Publication Date


Document Type

Masters Thesis


School for Social Work


Hairdressing of African Americans, African American women college students-Psychology, Hair-Social aspects, African American women-Race identity, Black women, Identity, College students, Natural hair, Injury, Internalized racism, Social work


The study sought to explore the self-identity motives, challenges, and rewards of the natural hair transformation experienced by Black women college students. Women in this study made the decision to stop the use of chemicals that alter the natural state of their hair. The study found that while many participants faced resistance and negative reactions from their families and individuals in their social circles, most described the natural hair transformation as one that was ultimately empowering across several categories of identity. At the same time, participants described immediate and lasting injuries, both physical and psychological, resulting from the use of chemical relaxers before the initiation of the natural hair transformation, as well as from the negative reactions they received once they had begun the transformation. Many women found support with other natural haired women. From this support they have been able to work towards healing and repairing the psychological injuries and scars. Implications for social work practice and recommendations for future research are discussed.

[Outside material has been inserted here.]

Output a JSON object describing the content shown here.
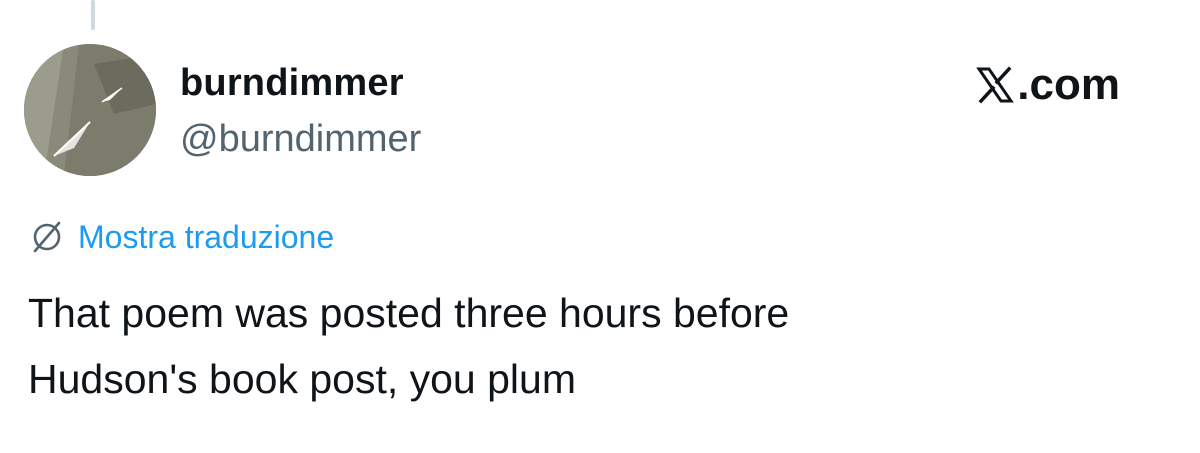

v, 80 p. : col. ill. Thesis (M.S.W.)--Smith College School for Social Work, Northampton, Mass., 2012. Includes bibliographical references (p. 67-70)

Limited Access until August 2017